With Supreme Court, Trump relies on a smart woman to save him

Trump is hoping female voters will like his pick of Amy Coney Barrett. But the president’s instincts about the female mind have been wrong before.

President Donald Trump and Judge Amy Coney Barrett walk to the Rose Garden of the White House in Washington, DC, on Sept. 26. Trump has nominated Barrett to the US Supreme Court.
President Donald Trump and Judge Amy Coney Barrett walk to the Rose Garden of the White House in Washington, DC, on Sept. 26. Trump has nominated Barrett to the US Supreme Court.OLIVIER DOULIERY/AFP via Getty Images

Desperate times call for desperate measures. The man who bragged about grabbing women by their private parts is now grabbing onto Judge Amy Coney Barrett’s brain.

“She is a woman of unparalleled achievement, towering intellect, sterling credentials, and unyielding loyalty to the Constitution,” said President Trump as he presented Barrett as his nominee to the Supreme Court during a Rose Garden ceremony over the weekend.

Strong praise for a woman from a president who’s better known for being accused of sexual misconduct; paying off a porn star with whom he cavorted; and describing women who challenge him as “nasty.” But as recent polls highlight a serious gender gap in this campaign, with Trump losing female voters to Democratic challenger Joe Biden, the president is clinging to Barrett like the proverbial life raft off the Titanic.


For Democrats, Barrett’s intellect and academic credentials will make it harder to challenge her nomination. She graduated at the top of her Notre Dame Law School class and clerked for the late Justice Antonin Scalia. A popular and admired law professor at her alma mater, she became a federal judge three years ago. Given the majority that Republicans hold in the Senate, confirmation is likely. But in the end, Trump cares about Trump, and whether the sparkling resume of a working mom with seven children — two adopted from Haiti and another with Down syndrome — will bring female voters back to him. That’s his gamble, which is now complicated somewhat by the New York Times’s bombshell report about his failure to pay taxes for 10 of the 15 years before he was elected president.

By choosing Barrett, Trump is probably hoping other women will simply see a smart woman, not a shameless effort to jam another conservative justice onto the Supreme Court. However, according to a New York Times poll, women haven’t forgotten political or policy priorities: 62 percent of those surveyed said they wanted the winner of the November election to fill the seat on the court. And Barrett’s misgivings about abortion, as expressed in several judicial opinions she joined, don’t seem to be a major selling point either: 60 percent of those polled said they believe abortion should be legal all or some of the time.


Trump’s instincts about the female mind have been wrong before.

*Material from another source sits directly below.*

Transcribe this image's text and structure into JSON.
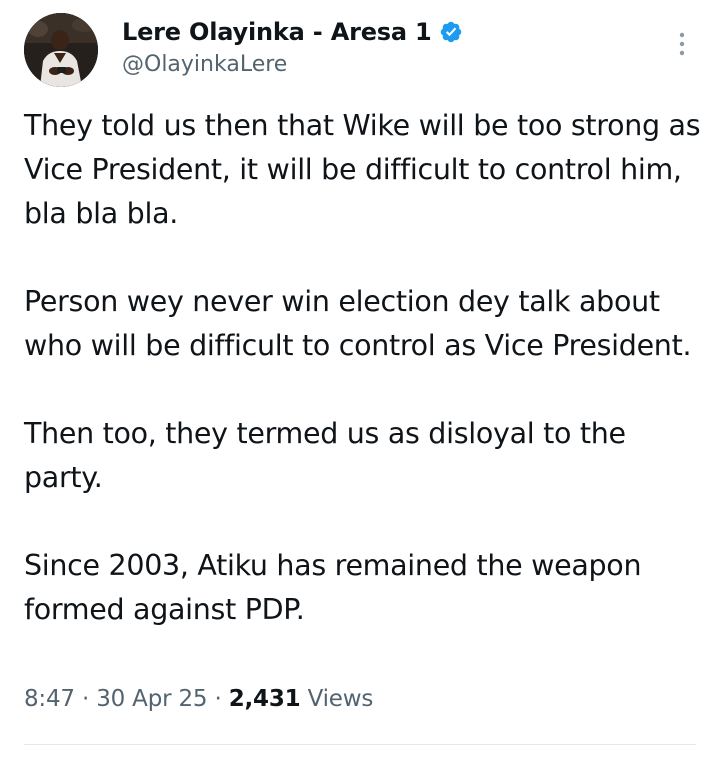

He also believed he could scare women into supporting him by raising the specter of Black Lives Matters protesters invading their suburban neighborhoods. His campaign, so far, has been one of division and terror, as he rages about protests over police misconduct that are taking place across the country and ignores the coronavirus pandemic, which has already killed more than 200,000 Americans. He blames all the bad on blue states. Meanwhile, Trump continues to undermine the credibility of the ballot process and threatens not to leave office, no matter what the voters have to say.

This Supreme Court move could backfire, too, given the crassness with which it was undertaken by Trump and Senate majority leader Mitch McConnell. Hours after the death of Justice Ruth Bader Ginsburg, McConnell put out word that Trump’s nominee would receive a Senate vote. Republican senators have mostly fallen in line with the decision to move forward, despite McConnell’s refusal to take up President Obama’s nominee, Merrick Garland, in 2016, saying the people had the right to, first, choose a president.


As Ginsburg lay in state in the US Capitol — the first woman to do so — Trump swiftly moved forward with the selection of a replacement. Trump and McConnell showed little respect for the lifetime achievements of a jurist who fought hard for civil rights and women’s equality — and little respect for the women who revered her. The too-cute effort to turn Trump’s nominee into the “Notorious ACB,” as a take-off on the Notorious RBG, also shows how little Trump understands women. Ginsburg, who died at 87, earned her status as a liberal icon after decades of work that paved the way for women like Barrett, who is 48. Trump has neither the grace nor strategic vision to acknowledge that.

When it comes to women, nothing has changed. Trump is used to grabbing what he wants. Right now, that’s Barrett.

Joan Vennochi can be reached at joan.vennochi@globe.com. Follow her on Twitter @joan_vennochi.